So we’ll make more demo videos, offer more tips and more opportunities to see teachers’ working process, more chances to engage and ask questions. And we’ll create more community projects, prompts that we can all do together, ways to branch out and work alongside each other.
We also decided that we would offer a small number of kourses each term, all of which would start on the same day. That way, everyone will work on the same assignments at the same time. In the past, we found that this was the most inspiring way to develop a creative habit and learn from each other. SBS is not just about people working alone in their rooms. It’s about the power of sharing to expand us all as creative people.
Will you and Koosje continue to be part of SBS kourses?
Of course! We will each teach from time to time, and of course we’ll introduce each teacher at the beginning of the week. And we’re very involved in all aspects of the Skool: picking the fakulty, working with them to develop their klasses, overseeing the production of the videos, and working with the rest of the SBS team on all aspects of the Skool. We love SBS and working is here is the best job either of us has ever had!
Will some of the other SBS teachers from previous kourses be returning for future kourses?
While we’re always looking for new people to feature in our kourses, we know that many of our Fakulty have more to teach. If their schedules allow, we would love to invite them back. If students have any favorites or requests, we’d love to hear them! Email us at firstname.lastname@example.org.
Lastly (but not leastly!), what do you want students to get out of SBS klasses, and making art?

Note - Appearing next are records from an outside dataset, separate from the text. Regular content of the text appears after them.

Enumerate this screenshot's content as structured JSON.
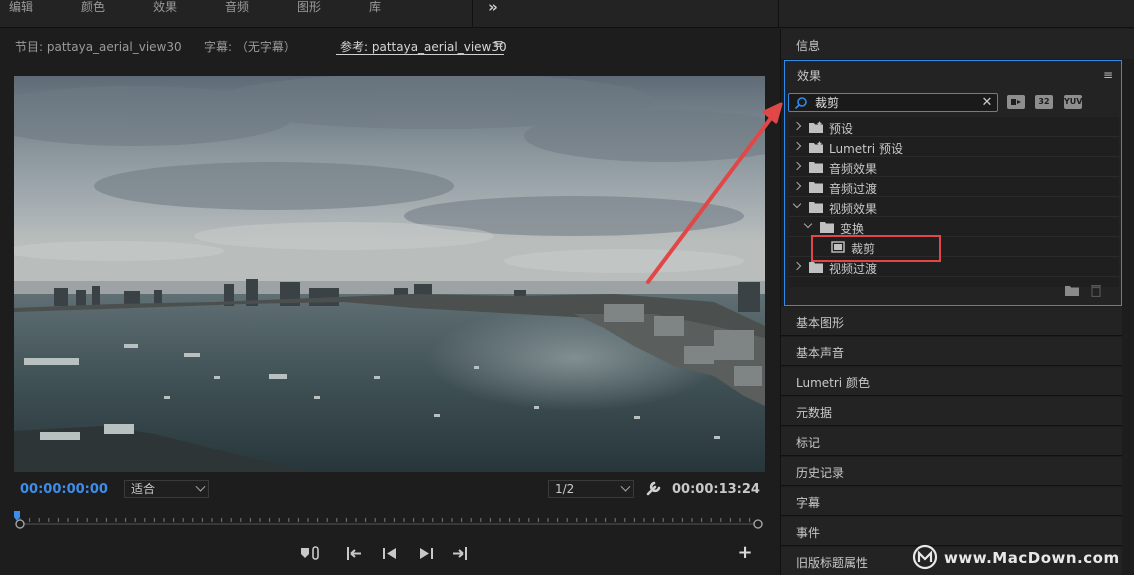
{
  "workspace": {
    "tabs": [
      "编辑",
      "颜色",
      "效果",
      "音频",
      "图形",
      "库"
    ],
    "more_label": "»"
  },
  "monitor": {
    "tabs": [
      {
        "label": "节目: pattaya_aerial_view30",
        "active": false
      },
      {
        "label": "字幕: （无字幕）",
        "active": false
      },
      {
        "label": "参考: pattaya_aerial_view30",
        "active": true
      }
    ],
    "current_time": "00:00:00:00",
    "fit_select": "适合",
    "resolution_select": "1/2",
    "duration": "00:00:13:24",
    "playhead_position": 0.0
  },
  "panels": {
    "info": "信息",
    "effects": {
      "title": "效果",
      "search_value": "裁剪",
      "filters": [
        "加速",
        "32",
        "YUV"
      ],
      "tree": [
        {
          "label": "预设",
          "level": 0,
          "expanded": false,
          "icon": "preset-folder-icon"
        },
        {
          "label": "Lumetri 预设",
          "level": 0,
          "expanded": false,
          "icon": "preset-folder-icon"
        },
        {
          "label": "音频效果",
          "level": 0,
          "expanded": false,
          "icon": "folder-icon"
        },
        {
          "label": "音频过渡",
          "level": 0,
          "expanded": false,
          "icon": "folder-icon"
        },
        {
          "label": "视频效果",
          "level": 0,
          "expanded": true,
          "icon": "folder-icon"
        },
        {
          "label": "变换",
          "level": 1,
          "expanded": true,
          "icon": "folder-icon"
        },
        {
          "label": "裁剪",
          "level": 2,
          "expanded": false,
          "icon": "effect-icon"
        },
        {
          "label": "视频过渡",
          "level": 0,
          "expanded": false,
          "icon": "folder-icon"
        }
      ]
    },
    "collapsed": [
      "基本图形",
      "基本声音",
      "Lumetri 颜色",
      "元数据",
      "标记",
      "历史记录",
      "字幕",
      "事件",
      "旧版标题属性"
    ]
  },
  "colors": {
    "accent_blue": "#2d8ceb",
    "timecode_blue": "#3d8eea",
    "annotation_red": "#e04848"
  },
  "watermark": "www.MacDown.com"
}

We were all born with the desire to make art, to engage with the world around us in a rich and meaningful way. But many of us lost that urge. Maybe it was in high school, maybe after art school, maybe because of the demands of family or career. And though some of us kept making art, we started to lose our way, to feel confined or stuck in a rut.
Sketchbook Skool is designed to do four things: teach us skills and techniques; inspire us to make art in fresh and personal ways; entertain us through high-quality films that bring us into the worlds of amazing artists all over the world; and forge a warm and supportive community that will keep us making art and getting more and more out of it. We never again want people to lose the creative urge. It makes us all happier, healthier, richer, and the world a better place.
Remember, Koosje and I are the founders of Sketchbook Skool—but we’re SBS students, too. We love learning from our fakulty, our colleagues, and our students. We figure if we’re getting something out if this, other people might too. It’s that simple.
Got questions for Danny, Koosje, or any SBS fakulty member? Is there something you’d like to see on the blog? Let us know!